Here at Emerge Australia we acknowledge that this may not be possible and people should not panic buy or stockpile medications. We also know that frequent hand washing may not be possible for people with ME/CFS so, if available, alternatives like alcohol based antimicrobial hand sanitisers can be kept at the bedside.

The World Health Organisation website has great advice including downloadable fact sheets on how to cope with stress caused by the outbreak:

Their advice in short is:-

  1. Wash or sanitise hands frequently
  2. Maintain social distancing
  3. Avoid touching eyes, nose and mouth
  4. Practice good respiratory hygiene (cough or sneeze into an elbow, dispose of tissues promptly and safely)
  5. If you have fever, cough and difficulty breathing seek medical help promptly

Finally you can use this resource to promptly find local GPs, pharmacies and health services (good if you need to phone round and see if there is a home service or phone service available): 

ME/CFS Specific Resources

Patient and advocate Jennie Spotila has put together some useful information on COVID-19 gathered from several infectious disease doctors, public health sources, and an ME specialist. Her detailed post covers what the new virus is, whether you should panic (spoiler alert: no!) and some useful suggestions especially designed for people with ME/CFS. She also includes current relevant stats and advisories:

Dr Nigel Speight (with the help of Dr Willy Weir) has put together the following advice for people with Severe ME/CFS.

He notes that, "Although ME is a “chronic condition” my gut feeling is that [people with ME/CFS] are not actually at greater risk of dying from the virus itself than healthy people. The conditions which put people at extra risk would be things like severe asthma or COPD, or immuno-suppressed people (e.g. those on chemotherapy for cancer). The biggest worry therefore for ME sufferers is that catching the virus will make their ME much worse."

His advice is to be (unashamedly) very cautious, discourage visitors - if you can tolerate the isolation - and add additional Vitamin D to help fortify the immune system against the virus. He does note that people with severe ME/CFS are actually at lower risk of catching the virus because they do not go out, therefore reducing the chances of community transmission. 

There is also a great resource from the Center for Disability Rights about what to do if you use support workers and you - or they - need to be isolated. 

Lastly we've included this excerpt from an article originally published by the ME Association in the UK. 

Coronavirus infection and ME/CFS (extract)

Article by the ME Association (UK)

Written by, Dr Charles Shepherd, Hon Medical Advisor ME Association, 11 February 2020

https://www.meassociation.org.uk/2020/02/coronavirus-infection-and-me-cfs-11-february-2020/

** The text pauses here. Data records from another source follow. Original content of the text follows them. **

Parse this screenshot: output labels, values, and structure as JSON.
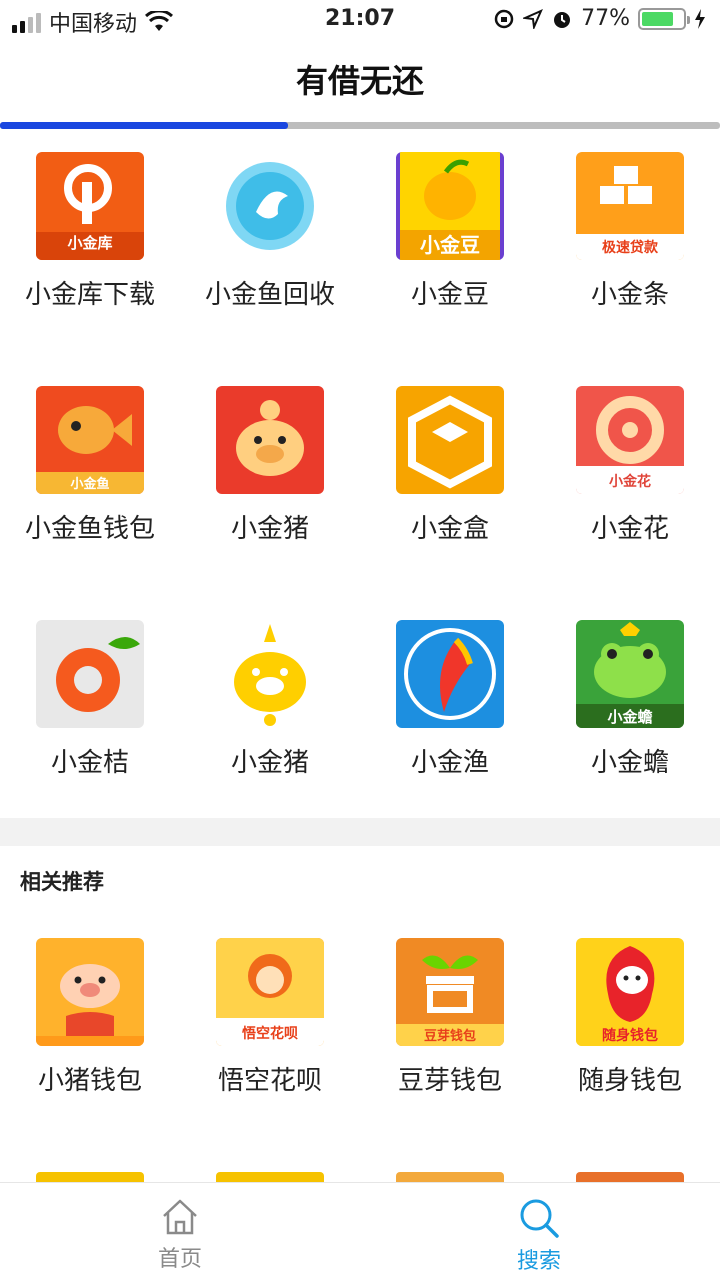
{
  "status_bar": {
    "carrier": "中国移动",
    "time": "21:07",
    "battery": "77%",
    "battery_level": 0.77
  },
  "header": {
    "title": "有借无还"
  },
  "tab_indicator": {
    "progress": 0.4
  },
  "apps": [
    {
      "name": "小金库下载",
      "icon": "xiaojinku-logo",
      "bg": "#f25d14",
      "icon_text": "小金库"
    },
    {
      "name": "小金鱼回收",
      "icon": "fish-logo",
      "bg": "#ffffff",
      "icon_text": ""
    },
    {
      "name": "小金豆",
      "icon": "bean-logo",
      "bg": "#6a3fd0",
      "icon_text": "小金豆"
    },
    {
      "name": "小金条",
      "icon": "gold-bar-logo",
      "bg": "#ff9f1a",
      "icon_text": "极速贷款"
    },
    {
      "name": "小金鱼钱包",
      "icon": "goldfish-logo",
      "bg": "#ef4b1f",
      "icon_text": "小金鱼"
    },
    {
      "name": "小金猪",
      "icon": "piggy-logo",
      "bg": "#ea3b2b",
      "icon_text": ""
    },
    {
      "name": "小金盒",
      "icon": "box-logo",
      "bg": "#f7a400",
      "icon_text": ""
    },
    {
      "name": "小金花",
      "icon": "flower-logo",
      "bg": "#f0554a",
      "icon_text": "小金花"
    },
    {
      "name": "小金桔",
      "icon": "orange-logo",
      "bg": "#e8e8e8",
      "icon_text": ""
    },
    {
      "name": "小金猪",
      "icon": "golden-pig-logo",
      "bg": "#ffffff",
      "icon_text": ""
    },
    {
      "name": "小金渔",
      "icon": "goldfish-blue-logo",
      "bg": "#1d8fe0",
      "icon_text": ""
    },
    {
      "name": "小金蟾",
      "icon": "frog-logo",
      "bg": "#3aa33a",
      "icon_text": "小金蟾"
    }
  ],
  "section": {
    "title": "相关推荐"
  },
  "recommended": [
    {
      "name": "小猪钱包",
      "icon": "pig-wallet-logo",
      "bg": "#ffb22c",
      "icon_text": ""
    },
    {
      "name": "悟空花呗",
      "icon": "wukong-logo",
      "bg": "#ff7a2a",
      "icon_text": "悟空花呗"
    },
    {
      "name": "豆芽钱包",
      "icon": "sprout-logo",
      "bg": "#f08a24",
      "icon_text": "豆芽钱包"
    },
    {
      "name": "随身钱包",
      "icon": "mascot-logo",
      "bg": "#ffd21a",
      "icon_text": "随身钱包"
    }
  ],
  "peek_colors": [
    "#f6c200",
    "#f6c200",
    "#f3a93c",
    "#e8702a"
  ],
  "nav": {
    "home_label": "首页",
    "search_label": "搜索",
    "active_color": "#1a9be0",
    "inactive_color": "#8a8a8a"
  }
}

"As ME/CFS involves immune system activation, rather than immune system deficiency, there are theoretical reasons to indicate that having ME/CFS does not place someone at increased risk of catching this virus. But if you do, as with any infection, the effects are likely to be more serious.

Prevention of Spread

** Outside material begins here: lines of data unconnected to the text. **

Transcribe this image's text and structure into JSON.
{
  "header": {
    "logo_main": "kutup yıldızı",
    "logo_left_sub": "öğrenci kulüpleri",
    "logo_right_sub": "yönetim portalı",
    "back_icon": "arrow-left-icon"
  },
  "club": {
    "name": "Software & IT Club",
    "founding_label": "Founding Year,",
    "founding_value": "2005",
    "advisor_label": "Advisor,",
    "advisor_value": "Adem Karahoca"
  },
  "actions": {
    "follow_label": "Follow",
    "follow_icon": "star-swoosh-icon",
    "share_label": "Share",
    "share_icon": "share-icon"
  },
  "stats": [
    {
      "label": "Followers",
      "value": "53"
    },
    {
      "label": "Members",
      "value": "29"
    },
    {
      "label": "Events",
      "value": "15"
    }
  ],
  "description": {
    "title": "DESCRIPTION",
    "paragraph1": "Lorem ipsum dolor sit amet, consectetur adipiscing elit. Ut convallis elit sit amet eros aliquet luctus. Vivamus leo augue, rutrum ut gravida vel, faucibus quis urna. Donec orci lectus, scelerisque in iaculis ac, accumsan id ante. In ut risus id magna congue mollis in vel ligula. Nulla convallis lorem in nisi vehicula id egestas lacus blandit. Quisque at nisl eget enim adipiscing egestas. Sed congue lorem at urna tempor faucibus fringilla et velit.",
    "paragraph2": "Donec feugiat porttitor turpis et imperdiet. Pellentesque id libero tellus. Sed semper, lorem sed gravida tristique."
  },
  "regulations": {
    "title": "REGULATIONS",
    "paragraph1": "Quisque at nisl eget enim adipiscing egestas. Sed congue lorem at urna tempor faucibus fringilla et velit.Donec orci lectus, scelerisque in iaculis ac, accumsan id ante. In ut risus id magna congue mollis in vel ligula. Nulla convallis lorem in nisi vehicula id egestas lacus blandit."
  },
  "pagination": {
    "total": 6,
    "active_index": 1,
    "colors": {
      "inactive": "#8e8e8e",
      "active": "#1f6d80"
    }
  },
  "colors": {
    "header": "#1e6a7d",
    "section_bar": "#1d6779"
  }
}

As with flu viruses at this time of year, there are a number of simple practical precautions that will help to reduce the chance of picking up this infection.

Infection containing droplets from coughs and sneezes stay in the air for a short time and then land on surfaces where they can remain infective for several hours, possibly even longer.

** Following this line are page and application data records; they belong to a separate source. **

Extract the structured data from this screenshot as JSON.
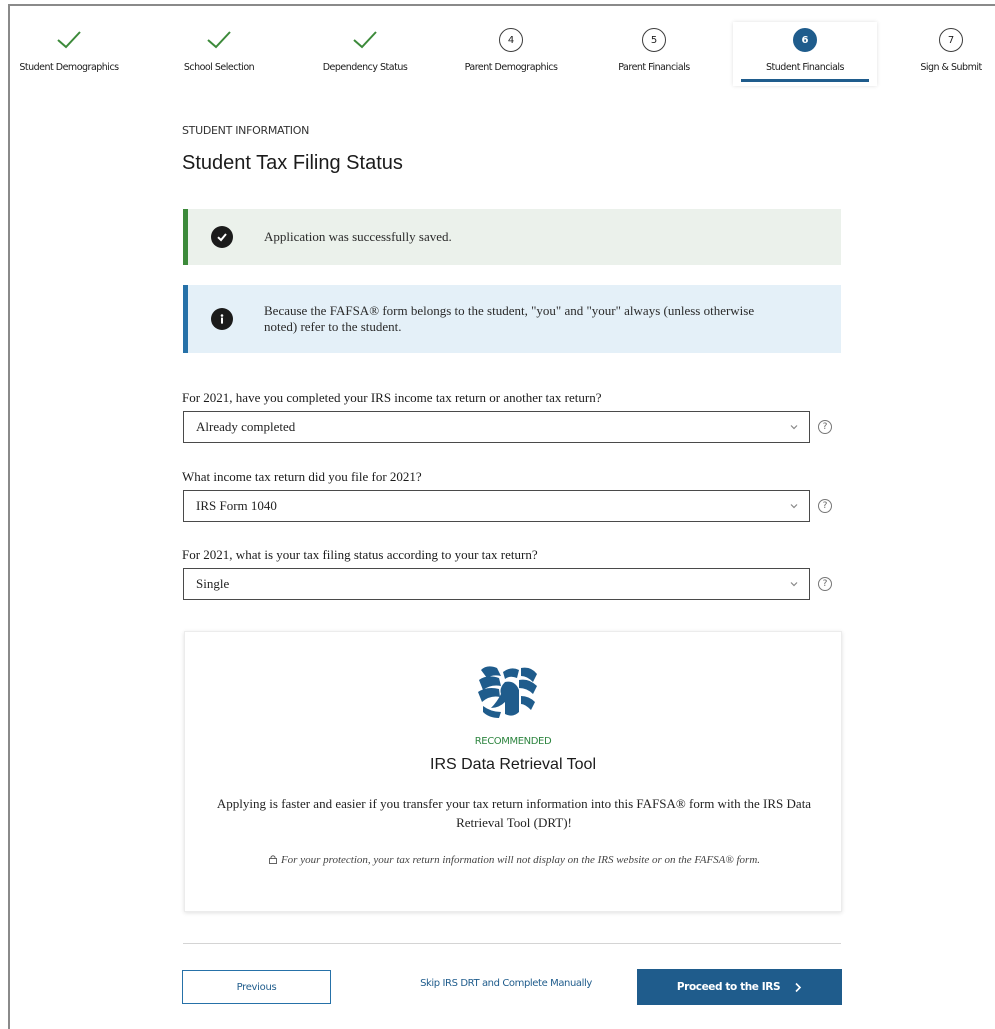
{
  "stepper": {
    "steps": [
      {
        "label": "Student Demographics",
        "status": "complete"
      },
      {
        "label": "School Selection",
        "status": "complete"
      },
      {
        "label": "Dependency Status",
        "status": "complete"
      },
      {
        "label": "Parent Demographics",
        "number": "4",
        "status": "pending"
      },
      {
        "label": "Parent Financials",
        "number": "5",
        "status": "pending"
      },
      {
        "label": "Student Financials",
        "number": "6",
        "status": "current"
      },
      {
        "label": "Sign & Submit",
        "number": "7",
        "status": "pending"
      }
    ]
  },
  "header": {
    "eyebrow": "STUDENT INFORMATION",
    "title": "Student Tax Filing Status"
  },
  "alerts": {
    "success": "Application was successfully saved.",
    "info": "Because the FAFSA® form belongs to the student, \"you\" and \"your\" always (unless otherwise noted) refer to the student."
  },
  "questions": [
    {
      "label": "For 2021, have you completed your IRS income tax return or another tax return?",
      "value": "Already completed"
    },
    {
      "label": "What income tax return did you file for 2021?",
      "value": "IRS Form 1040"
    },
    {
      "label": "For 2021, what is your tax filing status according to your tax return?",
      "value": "Single"
    }
  ],
  "help_symbol": "?",
  "irs": {
    "badge": "RECOMMENDED",
    "title": "IRS Data Retrieval Tool",
    "body": "Applying is faster and easier if you transfer your tax return information into this FAFSA® form with the IRS Data Retrieval Tool (DRT)!",
    "note": "For your protection, your tax return information will not display on the IRS website or on the FAFSA® form."
  },
  "footer": {
    "previous": "Previous",
    "skip": "Skip IRS DRT and Complete Manually",
    "proceed": "Proceed to the IRS"
  },
  "colors": {
    "primary": "#1f5c8c",
    "success_bar": "#3c8a3a",
    "info_bar": "#2671a8",
    "recommended": "#2e8540"
  }
}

The first step involves avoiding (where possible) crowded places – such as public transport – where people are coughing and sneezing.

The second involves washing your hands when you have been in contact with a surface that lots of other people have been touching.

In particular are things like public toilets, cash machines, the trays that are used for security checks in buildings and airports, and also shaking hands!

Thorough hand washing with soap and warm water after contact with potentially infected surfaces is more effective than using antiseptic wipes – which are still useful if you are out and about.

Cheap face masks are of no real value as the viral particles are minute and can only be kept out of the mouth and nose and eyes (which are another route for infection) by the sort of masks used by health workers."